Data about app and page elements
%%
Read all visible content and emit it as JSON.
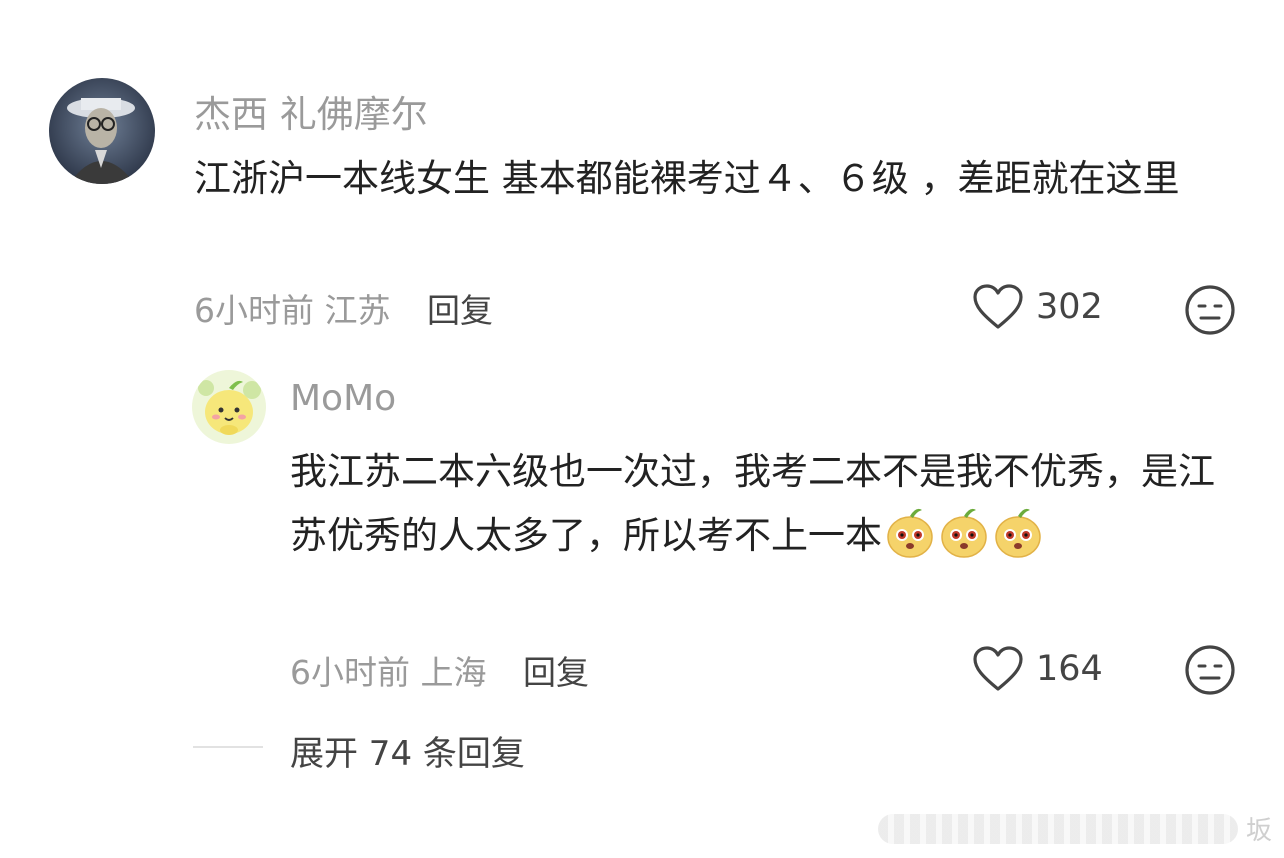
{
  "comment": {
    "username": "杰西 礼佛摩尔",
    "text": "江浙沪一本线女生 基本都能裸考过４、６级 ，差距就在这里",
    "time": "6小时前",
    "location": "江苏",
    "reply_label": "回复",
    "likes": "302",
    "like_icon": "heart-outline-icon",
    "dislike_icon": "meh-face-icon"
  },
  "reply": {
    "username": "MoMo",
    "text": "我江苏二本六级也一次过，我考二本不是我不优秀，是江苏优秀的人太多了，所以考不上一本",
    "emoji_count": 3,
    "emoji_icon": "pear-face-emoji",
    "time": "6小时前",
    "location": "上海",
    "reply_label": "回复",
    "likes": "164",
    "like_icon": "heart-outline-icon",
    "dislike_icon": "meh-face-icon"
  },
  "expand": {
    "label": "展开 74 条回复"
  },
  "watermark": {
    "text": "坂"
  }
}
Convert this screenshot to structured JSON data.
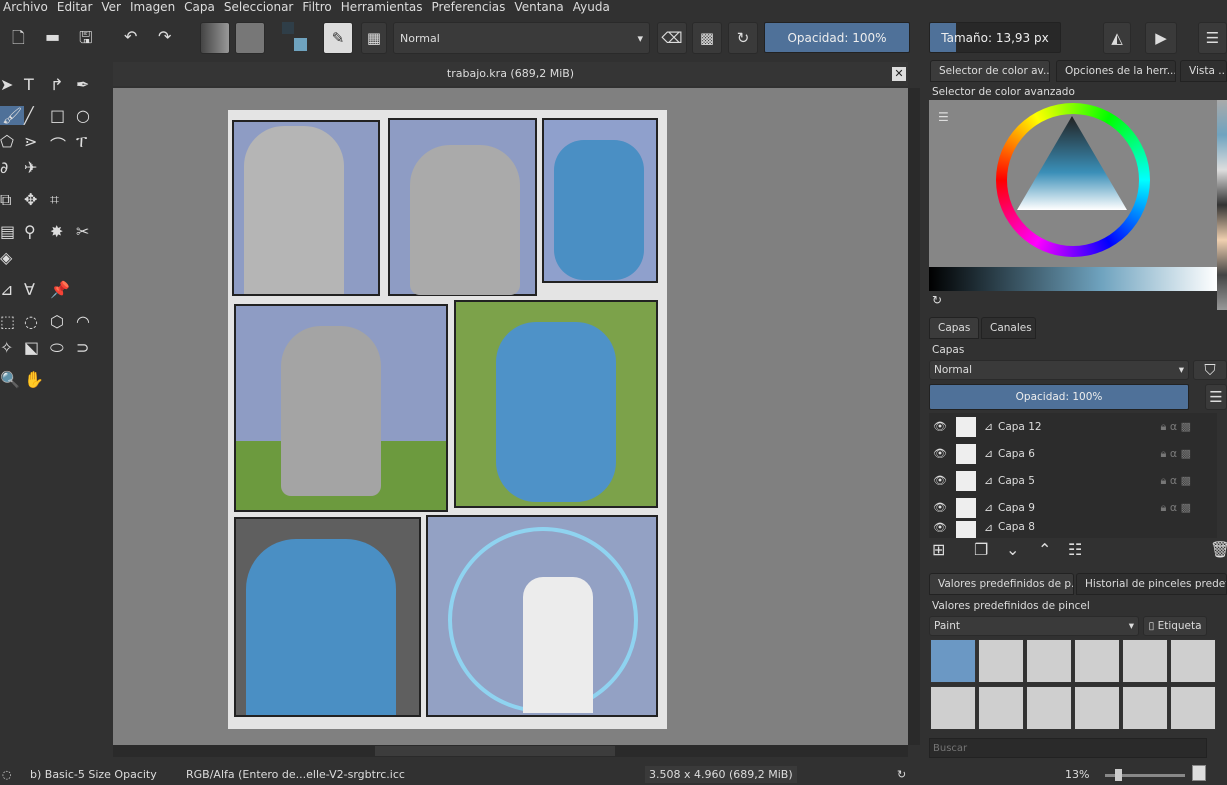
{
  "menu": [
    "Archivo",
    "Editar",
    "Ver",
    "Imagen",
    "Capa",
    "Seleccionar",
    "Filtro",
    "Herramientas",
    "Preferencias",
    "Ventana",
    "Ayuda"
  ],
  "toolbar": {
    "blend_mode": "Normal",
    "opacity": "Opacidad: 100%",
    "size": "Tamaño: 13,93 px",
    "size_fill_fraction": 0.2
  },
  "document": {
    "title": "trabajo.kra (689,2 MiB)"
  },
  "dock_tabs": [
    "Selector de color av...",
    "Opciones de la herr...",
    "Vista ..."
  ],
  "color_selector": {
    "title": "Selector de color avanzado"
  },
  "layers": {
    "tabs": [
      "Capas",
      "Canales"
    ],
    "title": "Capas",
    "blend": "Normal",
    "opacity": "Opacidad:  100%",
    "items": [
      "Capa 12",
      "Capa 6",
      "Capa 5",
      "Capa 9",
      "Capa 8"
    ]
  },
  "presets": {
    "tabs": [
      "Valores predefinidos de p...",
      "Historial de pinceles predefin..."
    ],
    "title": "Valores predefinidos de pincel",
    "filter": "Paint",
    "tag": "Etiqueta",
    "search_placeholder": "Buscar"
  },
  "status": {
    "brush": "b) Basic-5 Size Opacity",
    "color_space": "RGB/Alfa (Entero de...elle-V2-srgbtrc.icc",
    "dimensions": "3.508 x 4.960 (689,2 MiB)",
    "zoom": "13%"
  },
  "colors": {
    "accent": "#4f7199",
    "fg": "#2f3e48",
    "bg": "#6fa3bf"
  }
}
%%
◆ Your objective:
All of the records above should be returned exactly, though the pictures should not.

◆ Result of the task:
Read all visible content and emit it as JSON.
{
  "comment": {
    "username": "杰西 礼佛摩尔",
    "text": "江浙沪一本线女生 基本都能裸考过４、６级 ，差距就在这里",
    "time": "6小时前",
    "location": "江苏",
    "reply_label": "回复",
    "likes": "302",
    "like_icon": "heart-outline-icon",
    "dislike_icon": "meh-face-icon"
  },
  "reply": {
    "username": "MoMo",
    "text": "我江苏二本六级也一次过，我考二本不是我不优秀，是江苏优秀的人太多了，所以考不上一本",
    "emoji_count": 3,
    "emoji_icon": "pear-face-emoji",
    "time": "6小时前",
    "location": "上海",
    "reply_label": "回复",
    "likes": "164",
    "like_icon": "heart-outline-icon",
    "dislike_icon": "meh-face-icon"
  },
  "expand": {
    "label": "展开 74 条回复"
  },
  "watermark": {
    "text": "坂"
  }
}
Convert this screenshot to structured JSON data.
{
  "menu": [
    "Archivo",
    "Editar",
    "Ver",
    "Imagen",
    "Capa",
    "Seleccionar",
    "Filtro",
    "Herramientas",
    "Preferencias",
    "Ventana",
    "Ayuda"
  ],
  "toolbar": {
    "blend_mode": "Normal",
    "opacity": "Opacidad: 100%",
    "size": "Tamaño: 13,93 px",
    "size_fill_fraction": 0.2
  },
  "document": {
    "title": "trabajo.kra (689,2 MiB)"
  },
  "dock_tabs": [
    "Selector de color av...",
    "Opciones de la herr...",
    "Vista ..."
  ],
  "color_selector": {
    "title": "Selector de color avanzado"
  },
  "layers": {
    "tabs": [
      "Capas",
      "Canales"
    ],
    "title": "Capas",
    "blend": "Normal",
    "opacity": "Opacidad:  100%",
    "items": [
      "Capa 12",
      "Capa 6",
      "Capa 5",
      "Capa 9",
      "Capa 8"
    ]
  },
  "presets": {
    "tabs": [
      "Valores predefinidos de p...",
      "Historial de pinceles predefin..."
    ],
    "title": "Valores predefinidos de pincel",
    "filter": "Paint",
    "tag": "Etiqueta",
    "search_placeholder": "Buscar"
  },
  "status": {
    "brush": "b) Basic-5 Size Opacity",
    "color_space": "RGB/Alfa (Entero de...elle-V2-srgbtrc.icc",
    "dimensions": "3.508 x 4.960 (689,2 MiB)",
    "zoom": "13%"
  },
  "colors": {
    "accent": "#4f7199",
    "fg": "#2f3e48",
    "bg": "#6fa3bf"
  }
}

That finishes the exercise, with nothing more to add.